What is the future of design as a discipline? What do design educators need to teach in order to create the next generation of designers?
Having had recent conversations with Karen Blincoe and Daniel Charney (Goldsmith’s BA Design External Examiners), I’ve been confused and concerned by what seems to be a split within the design discipline. Now this split maybe in my head – which is quite likely – but I’ve come across a couple of articles, blog posts and papers recently that have made me think this.
From what I can see, the split is this: some people are looking at the future of design as way to transform the world and peoples lives (this is arguably what design has always done), we can see clear evidence for this in the way that Hilary Cottam won (the rather ambiguous) title of ‘Designer of the Year’ in 2005. There were rumblings within the design community (and beyond) that this was a bad decision, that Cottam wasn’t a ‘designer’, she didn’t design ‘things’. Hilary Cottam represents a shifting view that design can “tackle some of the more intractable social problems of our day”. Designers will then need to work more closely with policy makers, politicians, and other ‘social engineers’.
What this signals is the use of design, both its processes and people, to engage fully in both political and social processes, enabling designers (and their collaborators) to find ‘solutions’ (even though this word is fraught with problems) to change peoples lives for the positive.
One of the main implications for me in this is: what skills and knowledge do design educators need to impart on their students?
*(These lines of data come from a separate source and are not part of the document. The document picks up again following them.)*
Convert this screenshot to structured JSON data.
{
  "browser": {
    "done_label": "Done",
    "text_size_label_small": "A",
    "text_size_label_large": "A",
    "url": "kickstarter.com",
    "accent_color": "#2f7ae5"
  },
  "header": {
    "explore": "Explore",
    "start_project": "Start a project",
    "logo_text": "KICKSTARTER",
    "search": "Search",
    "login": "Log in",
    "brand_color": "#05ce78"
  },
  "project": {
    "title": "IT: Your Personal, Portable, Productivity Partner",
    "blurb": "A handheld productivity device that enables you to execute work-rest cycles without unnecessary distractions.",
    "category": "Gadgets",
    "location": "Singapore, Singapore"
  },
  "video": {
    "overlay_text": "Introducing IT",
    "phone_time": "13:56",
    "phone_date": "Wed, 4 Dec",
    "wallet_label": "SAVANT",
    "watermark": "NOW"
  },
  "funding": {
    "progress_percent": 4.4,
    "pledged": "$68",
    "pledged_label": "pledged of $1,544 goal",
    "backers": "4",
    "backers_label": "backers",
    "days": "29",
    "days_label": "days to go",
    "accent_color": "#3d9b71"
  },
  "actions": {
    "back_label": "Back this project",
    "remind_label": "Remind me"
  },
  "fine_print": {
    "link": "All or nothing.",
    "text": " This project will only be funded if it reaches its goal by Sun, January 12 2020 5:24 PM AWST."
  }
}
I find the question really exciting. I’ve always had a bit of a problem with ‘skills-led’ design education, it feels like putting in a gun in a child’s hands and telling it to go into the world and have fun. Designers need to learn how to think, how to create things that engage and change peoples lives… designers need to understand the implications of their work.
In my conversation with Karen she said something that has stuck in my mind, to paraphrase: “Eco-design’s biggest problem has been its failure to create leaders, instead its created designers with no confidence, who believe they’re losers”. At the core of this is the need for design education to value and instil cutting edge thinking, a critical practice, and the skills to enable the communication and implementation of this through design. Quite a challenge. So design education needs to create leaders – people with the confidence to go into the world and have a vision of what it can be in the future.
Now the split happens when designers have narrow views of their discipline, when they say “ideas are easy, now detail it and make it sell”. Understanding design as purely the detailing, production and selling of things, will continue to feed the view that designers are slaves to industry. And as Matt Jones said (via John Thackara) designers are the “shapers of possibility spaces, rather than things.”